[THE DATA Boundary: Start]

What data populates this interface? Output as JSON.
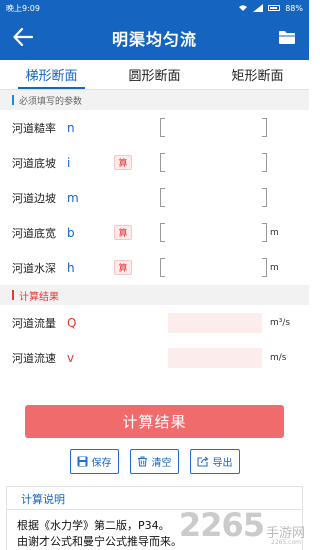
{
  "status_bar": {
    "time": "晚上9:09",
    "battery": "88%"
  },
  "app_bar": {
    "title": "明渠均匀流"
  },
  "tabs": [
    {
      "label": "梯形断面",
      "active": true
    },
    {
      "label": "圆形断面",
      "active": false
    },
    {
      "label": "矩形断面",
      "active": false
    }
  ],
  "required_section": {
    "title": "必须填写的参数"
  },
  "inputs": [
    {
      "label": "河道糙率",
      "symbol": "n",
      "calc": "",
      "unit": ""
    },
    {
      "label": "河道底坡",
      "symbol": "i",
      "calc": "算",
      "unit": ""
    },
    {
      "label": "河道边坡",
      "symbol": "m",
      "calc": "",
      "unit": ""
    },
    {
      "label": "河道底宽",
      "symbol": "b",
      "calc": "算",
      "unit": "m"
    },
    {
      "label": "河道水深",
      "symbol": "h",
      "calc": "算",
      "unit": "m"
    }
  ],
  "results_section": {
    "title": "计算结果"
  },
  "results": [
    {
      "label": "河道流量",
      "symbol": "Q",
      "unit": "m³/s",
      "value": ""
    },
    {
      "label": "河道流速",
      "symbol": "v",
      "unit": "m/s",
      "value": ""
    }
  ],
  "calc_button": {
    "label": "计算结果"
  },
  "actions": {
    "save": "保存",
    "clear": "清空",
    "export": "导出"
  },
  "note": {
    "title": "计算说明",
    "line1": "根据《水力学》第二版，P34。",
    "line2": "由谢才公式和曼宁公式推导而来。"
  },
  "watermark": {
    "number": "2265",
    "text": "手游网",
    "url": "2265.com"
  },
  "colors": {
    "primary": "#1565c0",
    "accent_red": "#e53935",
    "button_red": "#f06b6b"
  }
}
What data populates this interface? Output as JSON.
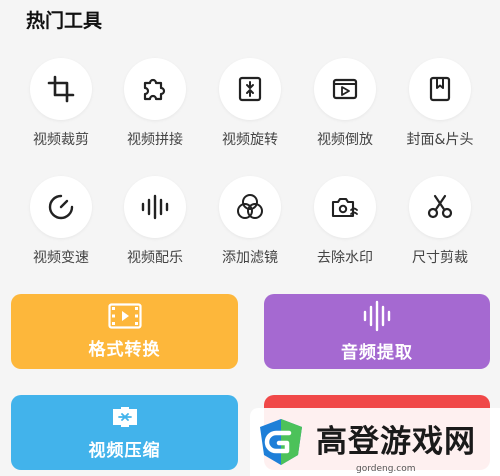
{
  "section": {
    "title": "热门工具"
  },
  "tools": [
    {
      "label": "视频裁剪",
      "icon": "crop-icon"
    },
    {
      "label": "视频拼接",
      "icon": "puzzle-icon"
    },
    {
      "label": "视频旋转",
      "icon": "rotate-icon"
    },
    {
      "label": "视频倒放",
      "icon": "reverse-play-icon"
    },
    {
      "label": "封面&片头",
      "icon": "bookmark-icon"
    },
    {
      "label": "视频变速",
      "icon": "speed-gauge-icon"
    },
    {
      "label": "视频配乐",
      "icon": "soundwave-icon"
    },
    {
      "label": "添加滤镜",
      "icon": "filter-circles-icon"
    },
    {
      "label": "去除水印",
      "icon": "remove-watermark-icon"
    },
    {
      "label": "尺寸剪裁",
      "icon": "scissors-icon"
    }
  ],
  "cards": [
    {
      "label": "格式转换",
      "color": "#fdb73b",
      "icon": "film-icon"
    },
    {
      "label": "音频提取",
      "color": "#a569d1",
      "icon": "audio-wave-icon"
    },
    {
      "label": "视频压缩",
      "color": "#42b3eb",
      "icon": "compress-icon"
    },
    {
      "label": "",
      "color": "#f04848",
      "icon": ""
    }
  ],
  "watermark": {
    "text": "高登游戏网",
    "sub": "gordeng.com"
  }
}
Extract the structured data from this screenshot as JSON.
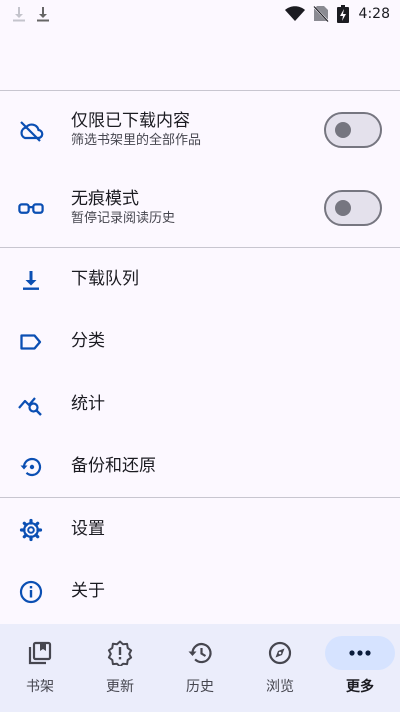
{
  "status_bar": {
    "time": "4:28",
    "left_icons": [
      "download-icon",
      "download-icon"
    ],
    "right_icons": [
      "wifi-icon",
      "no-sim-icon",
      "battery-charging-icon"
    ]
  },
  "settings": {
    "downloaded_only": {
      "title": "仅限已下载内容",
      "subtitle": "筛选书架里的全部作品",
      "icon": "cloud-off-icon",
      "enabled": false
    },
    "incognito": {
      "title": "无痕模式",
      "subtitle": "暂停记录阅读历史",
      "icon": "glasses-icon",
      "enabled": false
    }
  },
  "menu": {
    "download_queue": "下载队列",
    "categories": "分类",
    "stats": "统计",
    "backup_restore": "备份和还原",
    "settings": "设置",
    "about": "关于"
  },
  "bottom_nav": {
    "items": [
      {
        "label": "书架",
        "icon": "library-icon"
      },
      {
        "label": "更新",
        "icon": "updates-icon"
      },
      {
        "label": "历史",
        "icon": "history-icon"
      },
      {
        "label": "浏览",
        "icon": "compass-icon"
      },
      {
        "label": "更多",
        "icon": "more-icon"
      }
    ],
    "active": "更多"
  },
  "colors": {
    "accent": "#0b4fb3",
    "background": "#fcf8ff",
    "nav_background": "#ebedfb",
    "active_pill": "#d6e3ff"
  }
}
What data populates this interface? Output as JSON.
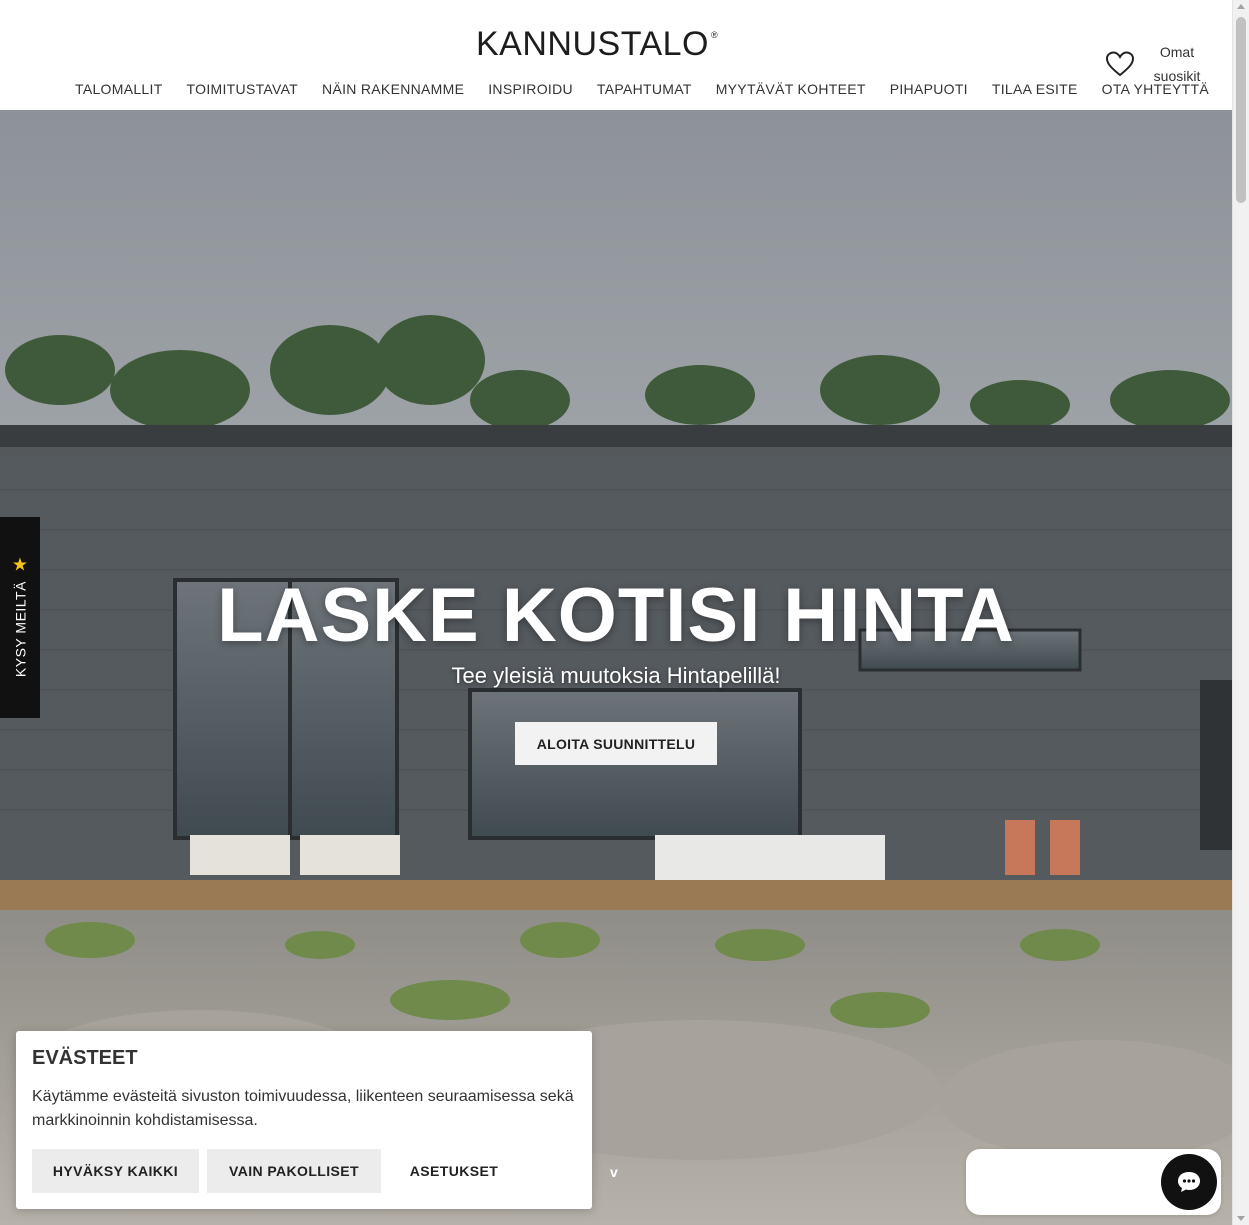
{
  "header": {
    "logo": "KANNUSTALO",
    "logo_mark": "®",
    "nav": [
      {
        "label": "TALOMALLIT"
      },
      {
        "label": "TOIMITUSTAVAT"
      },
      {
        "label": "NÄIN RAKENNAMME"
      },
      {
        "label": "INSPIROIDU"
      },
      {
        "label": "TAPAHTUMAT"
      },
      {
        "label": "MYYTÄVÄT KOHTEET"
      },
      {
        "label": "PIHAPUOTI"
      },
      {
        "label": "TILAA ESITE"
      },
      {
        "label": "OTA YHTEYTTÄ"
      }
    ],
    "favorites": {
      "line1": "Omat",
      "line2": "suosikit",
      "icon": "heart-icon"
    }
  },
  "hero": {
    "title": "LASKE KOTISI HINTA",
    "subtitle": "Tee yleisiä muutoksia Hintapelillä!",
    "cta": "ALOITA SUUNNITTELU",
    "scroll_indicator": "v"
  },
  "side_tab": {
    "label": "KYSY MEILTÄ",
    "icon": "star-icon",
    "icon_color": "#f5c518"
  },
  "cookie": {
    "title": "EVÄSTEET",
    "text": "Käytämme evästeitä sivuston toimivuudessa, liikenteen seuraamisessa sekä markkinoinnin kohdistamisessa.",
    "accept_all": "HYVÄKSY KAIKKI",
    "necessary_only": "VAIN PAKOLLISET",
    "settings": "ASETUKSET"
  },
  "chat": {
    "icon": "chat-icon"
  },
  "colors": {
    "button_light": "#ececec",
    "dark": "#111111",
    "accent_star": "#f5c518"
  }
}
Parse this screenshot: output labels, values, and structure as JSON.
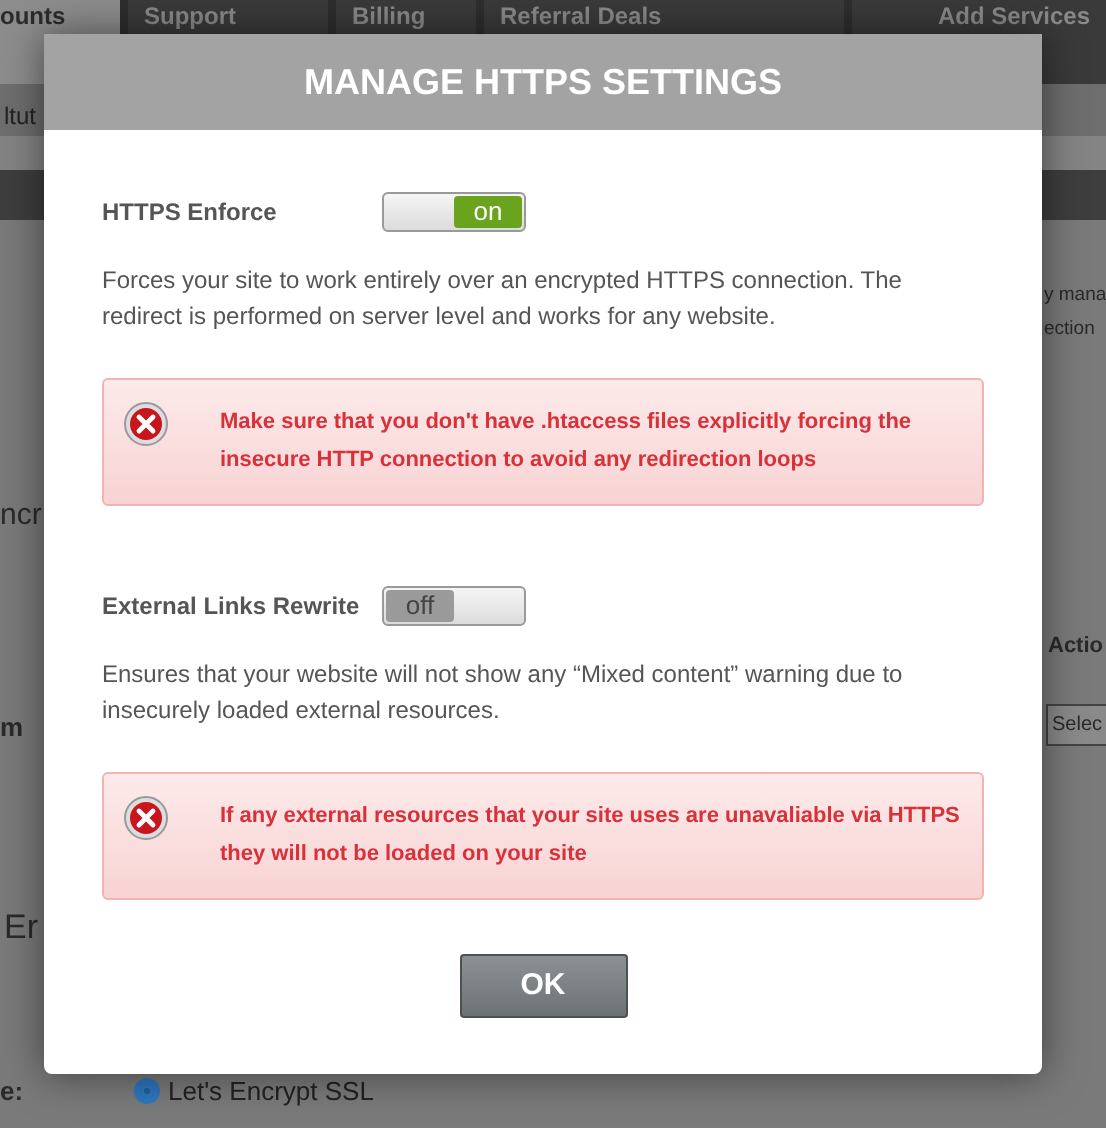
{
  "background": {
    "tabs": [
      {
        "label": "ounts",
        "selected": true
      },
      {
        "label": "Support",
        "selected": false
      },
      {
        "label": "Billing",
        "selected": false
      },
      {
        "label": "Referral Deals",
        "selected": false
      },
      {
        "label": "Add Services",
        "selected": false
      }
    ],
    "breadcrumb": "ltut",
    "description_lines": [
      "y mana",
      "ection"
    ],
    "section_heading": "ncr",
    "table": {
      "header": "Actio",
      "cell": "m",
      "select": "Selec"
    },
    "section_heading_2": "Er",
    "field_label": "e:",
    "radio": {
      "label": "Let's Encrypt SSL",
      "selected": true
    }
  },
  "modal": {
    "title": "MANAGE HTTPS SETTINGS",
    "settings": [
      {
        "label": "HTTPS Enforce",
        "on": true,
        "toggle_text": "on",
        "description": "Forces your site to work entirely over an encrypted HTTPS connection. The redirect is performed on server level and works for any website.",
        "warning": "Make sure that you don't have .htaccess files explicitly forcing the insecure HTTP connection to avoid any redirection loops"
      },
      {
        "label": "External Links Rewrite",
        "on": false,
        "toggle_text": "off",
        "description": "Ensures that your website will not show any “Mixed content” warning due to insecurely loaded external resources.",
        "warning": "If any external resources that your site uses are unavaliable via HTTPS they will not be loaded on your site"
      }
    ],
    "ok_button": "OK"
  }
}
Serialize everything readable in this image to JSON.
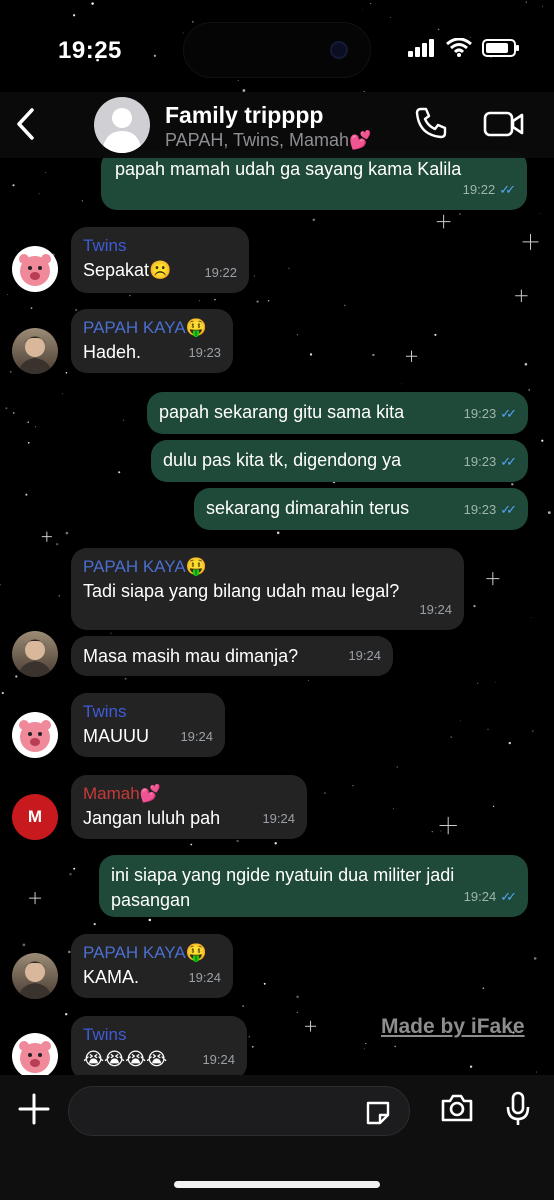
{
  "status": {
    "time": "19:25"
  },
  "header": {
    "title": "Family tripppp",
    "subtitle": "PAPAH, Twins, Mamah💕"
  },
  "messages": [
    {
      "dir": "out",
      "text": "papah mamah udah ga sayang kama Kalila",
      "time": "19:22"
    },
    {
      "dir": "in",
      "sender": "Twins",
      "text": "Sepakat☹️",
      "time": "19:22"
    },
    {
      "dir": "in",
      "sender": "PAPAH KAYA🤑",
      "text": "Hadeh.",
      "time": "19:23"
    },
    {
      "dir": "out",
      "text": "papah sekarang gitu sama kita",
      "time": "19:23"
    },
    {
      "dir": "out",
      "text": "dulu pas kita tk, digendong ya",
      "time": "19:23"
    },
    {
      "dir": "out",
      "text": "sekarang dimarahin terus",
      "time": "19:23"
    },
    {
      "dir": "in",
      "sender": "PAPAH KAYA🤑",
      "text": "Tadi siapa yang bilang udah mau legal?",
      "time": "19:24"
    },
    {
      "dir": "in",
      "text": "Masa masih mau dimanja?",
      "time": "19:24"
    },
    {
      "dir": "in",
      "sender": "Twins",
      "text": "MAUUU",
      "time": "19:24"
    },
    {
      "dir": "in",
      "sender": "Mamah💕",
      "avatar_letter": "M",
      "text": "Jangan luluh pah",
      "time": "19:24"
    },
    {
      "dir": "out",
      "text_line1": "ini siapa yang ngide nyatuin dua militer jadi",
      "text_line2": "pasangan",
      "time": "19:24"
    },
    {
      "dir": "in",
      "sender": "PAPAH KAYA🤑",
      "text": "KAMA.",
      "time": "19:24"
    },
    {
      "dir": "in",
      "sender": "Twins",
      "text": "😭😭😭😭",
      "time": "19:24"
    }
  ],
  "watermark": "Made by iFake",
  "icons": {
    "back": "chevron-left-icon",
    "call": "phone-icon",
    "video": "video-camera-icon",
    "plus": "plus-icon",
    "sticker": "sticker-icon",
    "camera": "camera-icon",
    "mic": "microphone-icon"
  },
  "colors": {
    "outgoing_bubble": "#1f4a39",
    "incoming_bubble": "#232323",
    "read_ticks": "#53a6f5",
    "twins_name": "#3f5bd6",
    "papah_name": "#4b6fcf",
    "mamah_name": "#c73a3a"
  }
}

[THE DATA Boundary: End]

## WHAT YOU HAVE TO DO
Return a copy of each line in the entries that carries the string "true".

## ANSWER SECTION
      "active": true
        "selected": true
      "selected": true
        "on": true,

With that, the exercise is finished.